> **Task**: Please restate the listing that follows without changing anything.

_____

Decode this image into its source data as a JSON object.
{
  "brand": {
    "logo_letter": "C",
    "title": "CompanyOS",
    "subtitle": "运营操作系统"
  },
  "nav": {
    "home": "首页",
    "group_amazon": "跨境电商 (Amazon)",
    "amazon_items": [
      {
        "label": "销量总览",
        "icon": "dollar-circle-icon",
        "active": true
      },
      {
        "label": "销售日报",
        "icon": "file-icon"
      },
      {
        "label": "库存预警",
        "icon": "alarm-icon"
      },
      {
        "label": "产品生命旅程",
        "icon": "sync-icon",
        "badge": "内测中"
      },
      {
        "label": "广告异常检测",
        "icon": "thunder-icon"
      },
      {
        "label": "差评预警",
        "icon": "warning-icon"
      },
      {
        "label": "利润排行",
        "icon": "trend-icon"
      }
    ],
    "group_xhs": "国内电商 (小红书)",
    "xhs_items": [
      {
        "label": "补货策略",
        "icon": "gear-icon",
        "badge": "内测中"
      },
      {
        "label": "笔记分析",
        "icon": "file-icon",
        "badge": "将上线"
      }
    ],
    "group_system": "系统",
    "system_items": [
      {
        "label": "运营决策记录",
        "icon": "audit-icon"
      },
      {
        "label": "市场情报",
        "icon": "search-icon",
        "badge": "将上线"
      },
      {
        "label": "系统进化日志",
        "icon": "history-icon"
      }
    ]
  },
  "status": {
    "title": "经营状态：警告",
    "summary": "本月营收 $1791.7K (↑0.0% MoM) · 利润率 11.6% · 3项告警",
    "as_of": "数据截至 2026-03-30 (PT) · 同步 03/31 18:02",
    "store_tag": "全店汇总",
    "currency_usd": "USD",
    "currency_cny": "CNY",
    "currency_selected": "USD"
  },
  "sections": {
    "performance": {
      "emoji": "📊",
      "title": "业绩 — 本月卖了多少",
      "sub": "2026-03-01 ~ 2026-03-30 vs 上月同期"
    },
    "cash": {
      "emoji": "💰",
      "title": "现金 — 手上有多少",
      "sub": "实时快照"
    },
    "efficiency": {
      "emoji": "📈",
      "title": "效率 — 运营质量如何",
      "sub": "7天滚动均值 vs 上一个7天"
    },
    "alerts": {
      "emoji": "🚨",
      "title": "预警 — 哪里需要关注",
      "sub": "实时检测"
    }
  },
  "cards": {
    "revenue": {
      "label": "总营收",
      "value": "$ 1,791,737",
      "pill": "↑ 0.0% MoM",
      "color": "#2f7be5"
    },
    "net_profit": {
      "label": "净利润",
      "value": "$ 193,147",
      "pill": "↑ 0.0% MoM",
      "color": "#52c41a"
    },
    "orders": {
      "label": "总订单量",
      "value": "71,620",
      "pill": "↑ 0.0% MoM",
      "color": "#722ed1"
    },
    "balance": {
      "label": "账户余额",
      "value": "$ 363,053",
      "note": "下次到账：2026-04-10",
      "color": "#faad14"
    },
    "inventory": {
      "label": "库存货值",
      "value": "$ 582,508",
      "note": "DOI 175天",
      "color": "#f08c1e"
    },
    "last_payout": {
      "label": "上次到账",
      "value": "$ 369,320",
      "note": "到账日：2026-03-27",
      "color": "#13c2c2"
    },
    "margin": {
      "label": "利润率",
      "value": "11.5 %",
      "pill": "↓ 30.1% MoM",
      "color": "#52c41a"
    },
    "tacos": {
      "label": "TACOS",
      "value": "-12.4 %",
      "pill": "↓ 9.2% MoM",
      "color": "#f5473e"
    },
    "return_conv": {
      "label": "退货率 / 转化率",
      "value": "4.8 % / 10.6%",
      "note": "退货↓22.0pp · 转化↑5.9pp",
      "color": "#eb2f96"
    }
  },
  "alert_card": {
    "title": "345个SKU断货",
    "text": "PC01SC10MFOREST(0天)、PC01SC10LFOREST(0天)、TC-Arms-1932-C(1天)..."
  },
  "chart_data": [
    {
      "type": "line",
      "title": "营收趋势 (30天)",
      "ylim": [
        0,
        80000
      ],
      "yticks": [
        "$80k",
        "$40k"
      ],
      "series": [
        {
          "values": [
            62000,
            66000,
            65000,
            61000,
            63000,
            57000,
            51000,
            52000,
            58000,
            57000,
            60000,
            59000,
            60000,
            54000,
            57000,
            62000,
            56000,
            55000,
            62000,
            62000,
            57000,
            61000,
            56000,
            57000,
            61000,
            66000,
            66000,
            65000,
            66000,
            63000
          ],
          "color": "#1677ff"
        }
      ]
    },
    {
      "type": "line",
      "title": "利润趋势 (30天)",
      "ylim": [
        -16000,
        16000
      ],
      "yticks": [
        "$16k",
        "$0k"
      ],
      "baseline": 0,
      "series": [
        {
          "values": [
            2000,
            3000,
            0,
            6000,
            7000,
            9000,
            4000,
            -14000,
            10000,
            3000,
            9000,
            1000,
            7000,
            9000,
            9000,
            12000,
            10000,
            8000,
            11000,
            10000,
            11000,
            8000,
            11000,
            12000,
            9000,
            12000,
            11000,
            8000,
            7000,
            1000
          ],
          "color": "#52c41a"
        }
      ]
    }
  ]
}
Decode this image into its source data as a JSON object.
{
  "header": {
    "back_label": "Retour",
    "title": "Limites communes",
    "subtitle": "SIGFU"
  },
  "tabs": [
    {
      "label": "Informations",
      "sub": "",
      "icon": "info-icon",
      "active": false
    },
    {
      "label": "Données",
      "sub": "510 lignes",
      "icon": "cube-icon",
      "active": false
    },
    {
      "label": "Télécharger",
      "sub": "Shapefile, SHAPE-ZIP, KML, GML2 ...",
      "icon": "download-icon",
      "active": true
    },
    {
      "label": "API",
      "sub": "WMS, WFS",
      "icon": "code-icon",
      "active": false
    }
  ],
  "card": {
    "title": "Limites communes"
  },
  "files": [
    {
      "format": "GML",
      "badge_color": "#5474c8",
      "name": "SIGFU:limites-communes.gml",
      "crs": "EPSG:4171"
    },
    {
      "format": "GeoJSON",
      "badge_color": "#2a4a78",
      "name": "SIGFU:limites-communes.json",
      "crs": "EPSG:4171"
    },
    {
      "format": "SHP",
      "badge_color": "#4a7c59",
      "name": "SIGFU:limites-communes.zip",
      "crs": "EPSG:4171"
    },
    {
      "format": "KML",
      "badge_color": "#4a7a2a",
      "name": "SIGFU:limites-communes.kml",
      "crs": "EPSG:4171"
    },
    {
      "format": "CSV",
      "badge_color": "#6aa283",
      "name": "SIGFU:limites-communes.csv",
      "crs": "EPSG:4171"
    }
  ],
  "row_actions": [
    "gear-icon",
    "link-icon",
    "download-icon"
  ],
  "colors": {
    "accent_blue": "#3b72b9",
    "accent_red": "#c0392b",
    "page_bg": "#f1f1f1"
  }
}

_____

> **Solution to this problem**:
Decode this image into its source data as a JSON object.
{
  "brand": {
    "logo_letter": "C",
    "title": "CompanyOS",
    "subtitle": "运营操作系统"
  },
  "nav": {
    "home": "首页",
    "group_amazon": "跨境电商 (Amazon)",
    "amazon_items": [
      {
        "label": "销量总览",
        "icon": "dollar-circle-icon",
        "active": true
      },
      {
        "label": "销售日报",
        "icon": "file-icon"
      },
      {
        "label": "库存预警",
        "icon": "alarm-icon"
      },
      {
        "label": "产品生命旅程",
        "icon": "sync-icon",
        "badge": "内测中"
      },
      {
        "label": "广告异常检测",
        "icon": "thunder-icon"
      },
      {
        "label": "差评预警",
        "icon": "warning-icon"
      },
      {
        "label": "利润排行",
        "icon": "trend-icon"
      }
    ],
    "group_xhs": "国内电商 (小红书)",
    "xhs_items": [
      {
        "label": "补货策略",
        "icon": "gear-icon",
        "badge": "内测中"
      },
      {
        "label": "笔记分析",
        "icon": "file-icon",
        "badge": "将上线"
      }
    ],
    "group_system": "系统",
    "system_items": [
      {
        "label": "运营决策记录",
        "icon": "audit-icon"
      },
      {
        "label": "市场情报",
        "icon": "search-icon",
        "badge": "将上线"
      },
      {
        "label": "系统进化日志",
        "icon": "history-icon"
      }
    ]
  },
  "status": {
    "title": "经营状态：警告",
    "summary": "本月营收 $1791.7K (↑0.0% MoM) · 利润率 11.6% · 3项告警",
    "as_of": "数据截至 2026-03-30 (PT) · 同步 03/31 18:02",
    "store_tag": "全店汇总",
    "currency_usd": "USD",
    "currency_cny": "CNY",
    "currency_selected": "USD"
  },
  "sections": {
    "performance": {
      "emoji": "📊",
      "title": "业绩 — 本月卖了多少",
      "sub": "2026-03-01 ~ 2026-03-30 vs 上月同期"
    },
    "cash": {
      "emoji": "💰",
      "title": "现金 — 手上有多少",
      "sub": "实时快照"
    },
    "efficiency": {
      "emoji": "📈",
      "title": "效率 — 运营质量如何",
      "sub": "7天滚动均值 vs 上一个7天"
    },
    "alerts": {
      "emoji": "🚨",
      "title": "预警 — 哪里需要关注",
      "sub": "实时检测"
    }
  },
  "cards": {
    "revenue": {
      "label": "总营收",
      "value": "$ 1,791,737",
      "pill": "↑ 0.0% MoM",
      "color": "#2f7be5"
    },
    "net_profit": {
      "label": "净利润",
      "value": "$ 193,147",
      "pill": "↑ 0.0% MoM",
      "color": "#52c41a"
    },
    "orders": {
      "label": "总订单量",
      "value": "71,620",
      "pill": "↑ 0.0% MoM",
      "color": "#722ed1"
    },
    "balance": {
      "label": "账户余额",
      "value": "$ 363,053",
      "note": "下次到账：2026-04-10",
      "color": "#faad14"
    },
    "inventory": {
      "label": "库存货值",
      "value": "$ 582,508",
      "note": "DOI 175天",
      "color": "#f08c1e"
    },
    "last_payout": {
      "label": "上次到账",
      "value": "$ 369,320",
      "note": "到账日：2026-03-27",
      "color": "#13c2c2"
    },
    "margin": {
      "label": "利润率",
      "value": "11.5 %",
      "pill": "↓ 30.1% MoM",
      "color": "#52c41a"
    },
    "tacos": {
      "label": "TACOS",
      "value": "-12.4 %",
      "pill": "↓ 9.2% MoM",
      "color": "#f5473e"
    },
    "return_conv": {
      "label": "退货率 / 转化率",
      "value": "4.8 % / 10.6%",
      "note": "退货↓22.0pp · 转化↑5.9pp",
      "color": "#eb2f96"
    }
  },
  "alert_card": {
    "title": "345个SKU断货",
    "text": "PC01SC10MFOREST(0天)、PC01SC10LFOREST(0天)、TC-Arms-1932-C(1天)..."
  },
  "chart_data": [
    {
      "type": "line",
      "title": "营收趋势 (30天)",
      "ylim": [
        0,
        80000
      ],
      "yticks": [
        "$80k",
        "$40k"
      ],
      "series": [
        {
          "values": [
            62000,
            66000,
            65000,
            61000,
            63000,
            57000,
            51000,
            52000,
            58000,
            57000,
            60000,
            59000,
            60000,
            54000,
            57000,
            62000,
            56000,
            55000,
            62000,
            62000,
            57000,
            61000,
            56000,
            57000,
            61000,
            66000,
            66000,
            65000,
            66000,
            63000
          ],
          "color": "#1677ff"
        }
      ]
    },
    {
      "type": "line",
      "title": "利润趋势 (30天)",
      "ylim": [
        -16000,
        16000
      ],
      "yticks": [
        "$16k",
        "$0k"
      ],
      "baseline": 0,
      "series": [
        {
          "values": [
            2000,
            3000,
            0,
            6000,
            7000,
            9000,
            4000,
            -14000,
            10000,
            3000,
            9000,
            1000,
            7000,
            9000,
            9000,
            12000,
            10000,
            8000,
            11000,
            10000,
            11000,
            8000,
            11000,
            12000,
            9000,
            12000,
            11000,
            8000,
            7000,
            1000
          ],
          "color": "#52c41a"
        }
      ]
    }
  ]
}
Decode this image into its source data as a JSON object.
{
  "header": {
    "back_label": "Retour",
    "title": "Limites communes",
    "subtitle": "SIGFU"
  },
  "tabs": [
    {
      "label": "Informations",
      "sub": "",
      "icon": "info-icon",
      "active": false
    },
    {
      "label": "Données",
      "sub": "510 lignes",
      "icon": "cube-icon",
      "active": false
    },
    {
      "label": "Télécharger",
      "sub": "Shapefile, SHAPE-ZIP, KML, GML2 ...",
      "icon": "download-icon",
      "active": true
    },
    {
      "label": "API",
      "sub": "WMS, WFS",
      "icon": "code-icon",
      "active": false
    }
  ],
  "card": {
    "title": "Limites communes"
  },
  "files": [
    {
      "format": "GML",
      "badge_color": "#5474c8",
      "name": "SIGFU:limites-communes.gml",
      "crs": "EPSG:4171"
    },
    {
      "format": "GeoJSON",
      "badge_color": "#2a4a78",
      "name": "SIGFU:limites-communes.json",
      "crs": "EPSG:4171"
    },
    {
      "format": "SHP",
      "badge_color": "#4a7c59",
      "name": "SIGFU:limites-communes.zip",
      "crs": "EPSG:4171"
    },
    {
      "format": "KML",
      "badge_color": "#4a7a2a",
      "name": "SIGFU:limites-communes.kml",
      "crs": "EPSG:4171"
    },
    {
      "format": "CSV",
      "badge_color": "#6aa283",
      "name": "SIGFU:limites-communes.csv",
      "crs": "EPSG:4171"
    }
  ],
  "row_actions": [
    "gear-icon",
    "link-icon",
    "download-icon"
  ],
  "colors": {
    "accent_blue": "#3b72b9",
    "accent_red": "#c0392b",
    "page_bg": "#f1f1f1"
  }
}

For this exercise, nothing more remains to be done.